• **Requirement**
Please write out the entire listing below exactly, excluding its pictures.

• **Data shown**
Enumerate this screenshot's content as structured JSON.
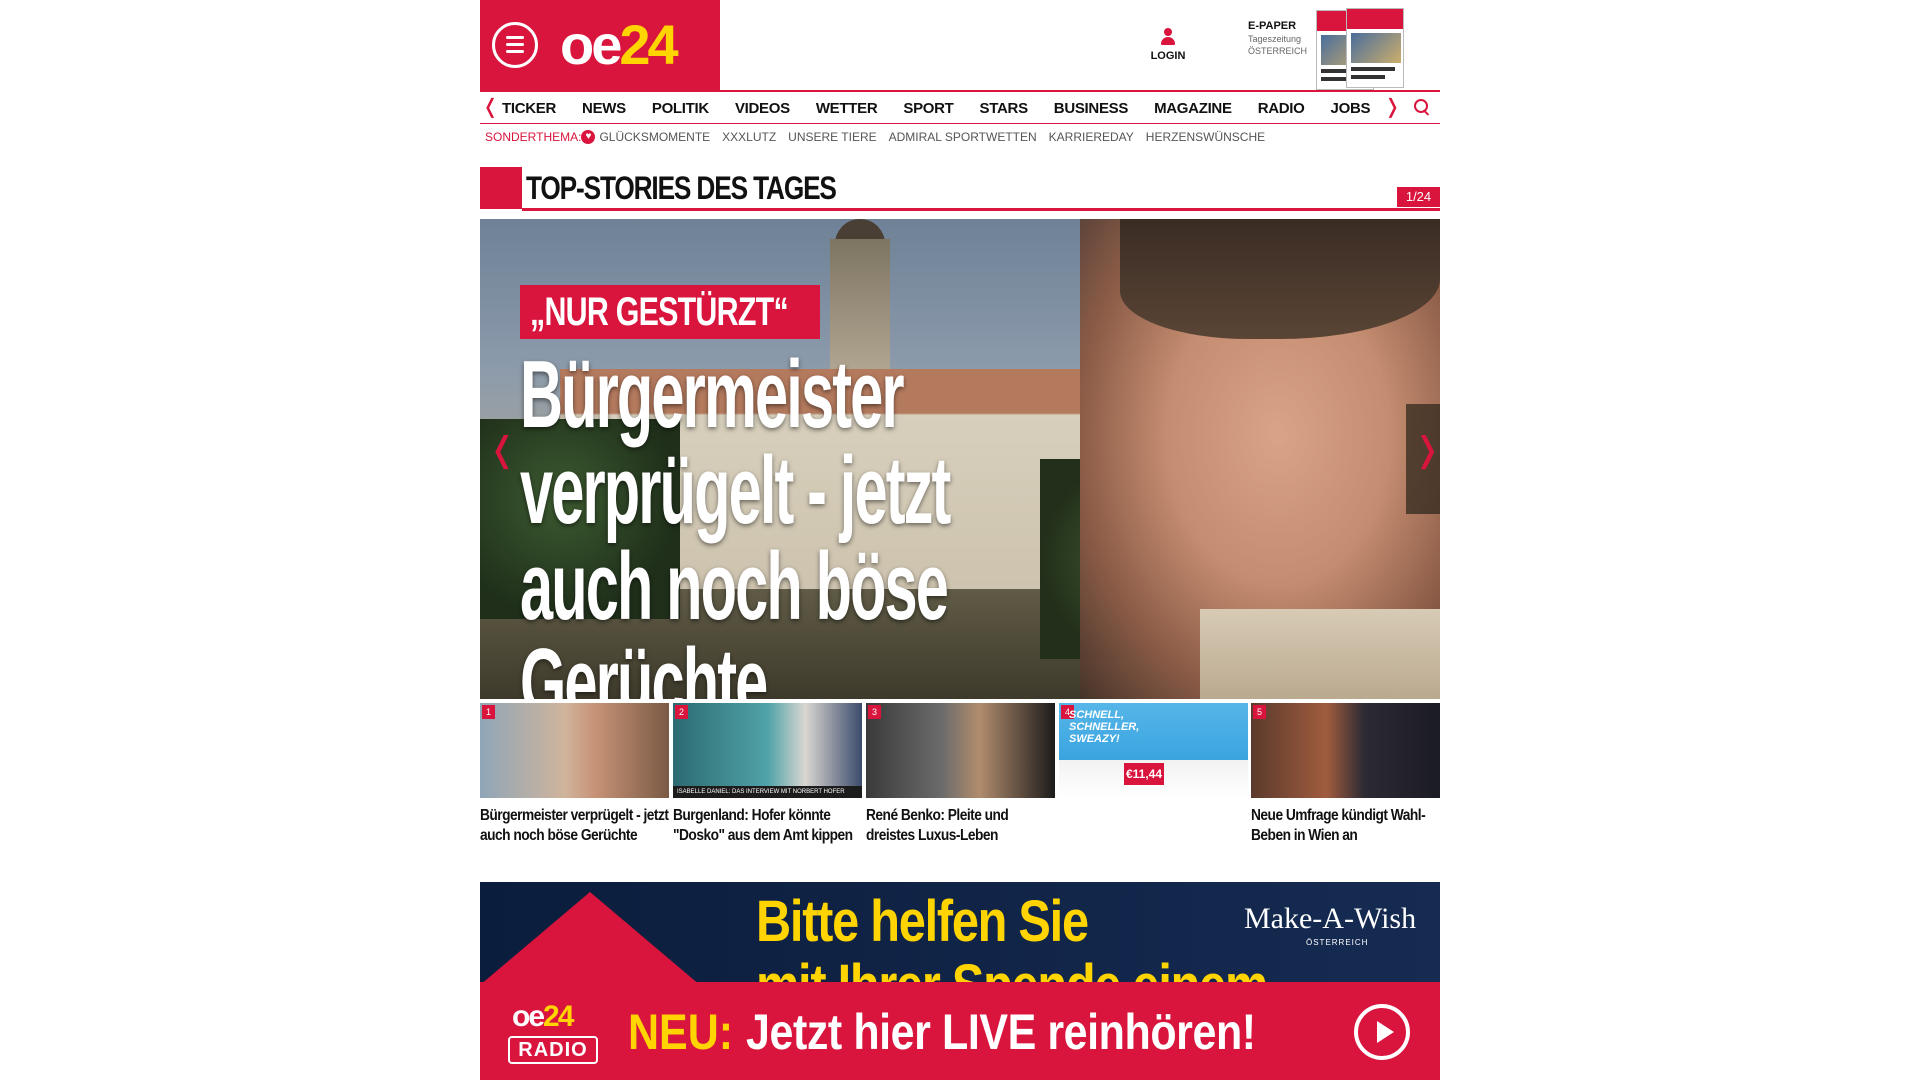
{
  "brand": {
    "logo_prefix": "oe",
    "logo_number": "24"
  },
  "header": {
    "login_label": "LOGIN",
    "epaper_title": "E-PAPER",
    "epaper_sub1": "Tageszeitung",
    "epaper_sub2": "ÖSTERREICH"
  },
  "nav": {
    "items": [
      "TICKER",
      "NEWS",
      "POLITIK",
      "VIDEOS",
      "WETTER",
      "SPORT",
      "STARS",
      "BUSINESS",
      "MAGAZINE",
      "RADIO",
      "JOBS"
    ],
    "prev_arrow": "❬",
    "next_arrow": "❭"
  },
  "subnav": {
    "label": "SONDERTHEMA:",
    "items": [
      "GLÜCKSMOMENTE",
      "XXXLUTZ",
      "UNSERE TIERE",
      "ADMIRAL SPORTWETTEN",
      "KARRIEREDAY",
      "HERZENSWÜNSCHE"
    ]
  },
  "section": {
    "title": "TOP-STORIES DES TAGES",
    "counter": "1/24"
  },
  "hero": {
    "kicker": "„NUR GESTÜRZT“",
    "headline_line1": "Bürgermeister",
    "headline_line2": "verprügelt - jetzt",
    "headline_line3": "auch noch böse Gerüchte",
    "prev_arrow": "❬",
    "next_arrow": "❭"
  },
  "thumbs": [
    {
      "num": "1",
      "caption": "Bürgermeister verprügelt - jetzt auch noch böse Gerüchte"
    },
    {
      "num": "2",
      "caption": "Burgenland: Hofer könnte \"Dosko\" aus dem Amt kippen",
      "strip": "ISABELLE DANIEL: DAS INTERVIEW MIT NORBERT HOFER"
    },
    {
      "num": "3",
      "caption": "René Benko: Pleite und dreistes Luxus-Leben"
    },
    {
      "num": "4",
      "caption": "",
      "promo1": "SCHNELL,",
      "promo2": "SCHNELLER,",
      "promo3": "SWEAZY!",
      "price": "€11,44"
    },
    {
      "num": "5",
      "caption": "Neue Umfrage kündigt Wahl-Beben in Wien an"
    }
  ],
  "ad": {
    "line1": "Bitte helfen Sie",
    "line2": "mit Ihrer Spende einem",
    "brand": "Make-A-Wish",
    "brand_sub": "ÖSTERREICH"
  },
  "radio": {
    "logo_prefix": "oe",
    "logo_number": "24",
    "logo_label": "RADIO",
    "neu": "NEU:",
    "cta": "Jetzt hier LIVE reinhören!"
  },
  "colors": {
    "brand_red": "#d9143d",
    "brand_yellow": "#ffd400"
  }
}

• **Task result**
Enumerate this screenshot's content as structured JSON.
{
  "brand": {
    "logo_prefix": "oe",
    "logo_number": "24"
  },
  "header": {
    "login_label": "LOGIN",
    "epaper_title": "E-PAPER",
    "epaper_sub1": "Tageszeitung",
    "epaper_sub2": "ÖSTERREICH"
  },
  "nav": {
    "items": [
      "TICKER",
      "NEWS",
      "POLITIK",
      "VIDEOS",
      "WETTER",
      "SPORT",
      "STARS",
      "BUSINESS",
      "MAGAZINE",
      "RADIO",
      "JOBS"
    ],
    "prev_arrow": "❬",
    "next_arrow": "❭"
  },
  "subnav": {
    "label": "SONDERTHEMA:",
    "items": [
      "GLÜCKSMOMENTE",
      "XXXLUTZ",
      "UNSERE TIERE",
      "ADMIRAL SPORTWETTEN",
      "KARRIEREDAY",
      "HERZENSWÜNSCHE"
    ]
  },
  "section": {
    "title": "TOP-STORIES DES TAGES",
    "counter": "1/24"
  },
  "hero": {
    "kicker": "„NUR GESTÜRZT“",
    "headline_line1": "Bürgermeister",
    "headline_line2": "verprügelt - jetzt",
    "headline_line3": "auch noch böse Gerüchte",
    "prev_arrow": "❬",
    "next_arrow": "❭"
  },
  "thumbs": [
    {
      "num": "1",
      "caption": "Bürgermeister verprügelt - jetzt auch noch böse Gerüchte"
    },
    {
      "num": "2",
      "caption": "Burgenland: Hofer könnte \"Dosko\" aus dem Amt kippen",
      "strip": "ISABELLE DANIEL: DAS INTERVIEW MIT NORBERT HOFER"
    },
    {
      "num": "3",
      "caption": "René Benko: Pleite und dreistes Luxus-Leben"
    },
    {
      "num": "4",
      "caption": "",
      "promo1": "SCHNELL,",
      "promo2": "SCHNELLER,",
      "promo3": "SWEAZY!",
      "price": "€11,44"
    },
    {
      "num": "5",
      "caption": "Neue Umfrage kündigt Wahl-Beben in Wien an"
    }
  ],
  "ad": {
    "line1": "Bitte helfen Sie",
    "line2": "mit Ihrer Spende einem",
    "brand": "Make-A-Wish",
    "brand_sub": "ÖSTERREICH"
  },
  "radio": {
    "logo_prefix": "oe",
    "logo_number": "24",
    "logo_label": "RADIO",
    "neu": "NEU:",
    "cta": "Jetzt hier LIVE reinhören!"
  },
  "colors": {
    "brand_red": "#d9143d",
    "brand_yellow": "#ffd400"
  }
}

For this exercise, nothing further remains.